### [SUPPLIED MATERIAL]

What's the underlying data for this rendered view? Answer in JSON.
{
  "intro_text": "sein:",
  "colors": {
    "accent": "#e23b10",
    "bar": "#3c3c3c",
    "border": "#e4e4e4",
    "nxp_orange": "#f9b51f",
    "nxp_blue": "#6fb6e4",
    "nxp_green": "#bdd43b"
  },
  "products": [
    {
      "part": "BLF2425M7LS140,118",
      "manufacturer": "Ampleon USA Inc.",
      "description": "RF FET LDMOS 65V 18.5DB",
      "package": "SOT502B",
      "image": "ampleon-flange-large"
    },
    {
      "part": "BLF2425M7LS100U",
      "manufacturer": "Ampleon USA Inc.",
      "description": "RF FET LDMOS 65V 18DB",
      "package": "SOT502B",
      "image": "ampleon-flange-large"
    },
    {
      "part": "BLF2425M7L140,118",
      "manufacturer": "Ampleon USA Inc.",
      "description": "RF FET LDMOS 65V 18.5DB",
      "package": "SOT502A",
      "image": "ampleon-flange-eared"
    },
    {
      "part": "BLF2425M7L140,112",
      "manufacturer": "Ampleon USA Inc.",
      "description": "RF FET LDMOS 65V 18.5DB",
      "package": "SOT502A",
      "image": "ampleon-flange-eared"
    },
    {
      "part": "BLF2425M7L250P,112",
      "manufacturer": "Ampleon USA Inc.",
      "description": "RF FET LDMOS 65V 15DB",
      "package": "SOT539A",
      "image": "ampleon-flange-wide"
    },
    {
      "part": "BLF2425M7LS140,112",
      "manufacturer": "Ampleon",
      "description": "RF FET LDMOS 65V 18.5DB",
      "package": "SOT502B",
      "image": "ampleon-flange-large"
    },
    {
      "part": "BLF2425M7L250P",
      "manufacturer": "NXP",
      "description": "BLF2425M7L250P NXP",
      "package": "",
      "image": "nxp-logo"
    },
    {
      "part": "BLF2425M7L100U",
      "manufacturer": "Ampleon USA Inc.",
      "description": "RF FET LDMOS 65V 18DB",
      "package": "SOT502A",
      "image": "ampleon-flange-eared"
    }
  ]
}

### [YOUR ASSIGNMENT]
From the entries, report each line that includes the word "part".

### [TASK RESULT]
      "part": "BLF2425M7LS140,118",
      "part": "BLF2425M7LS100U",
      "part": "BLF2425M7L140,118",
      "part": "BLF2425M7L140,112",
      "part": "BLF2425M7L250P,112",
      "part": "BLF2425M7LS140,112",
      "part": "BLF2425M7L250P",
      "part": "BLF2425M7L100U",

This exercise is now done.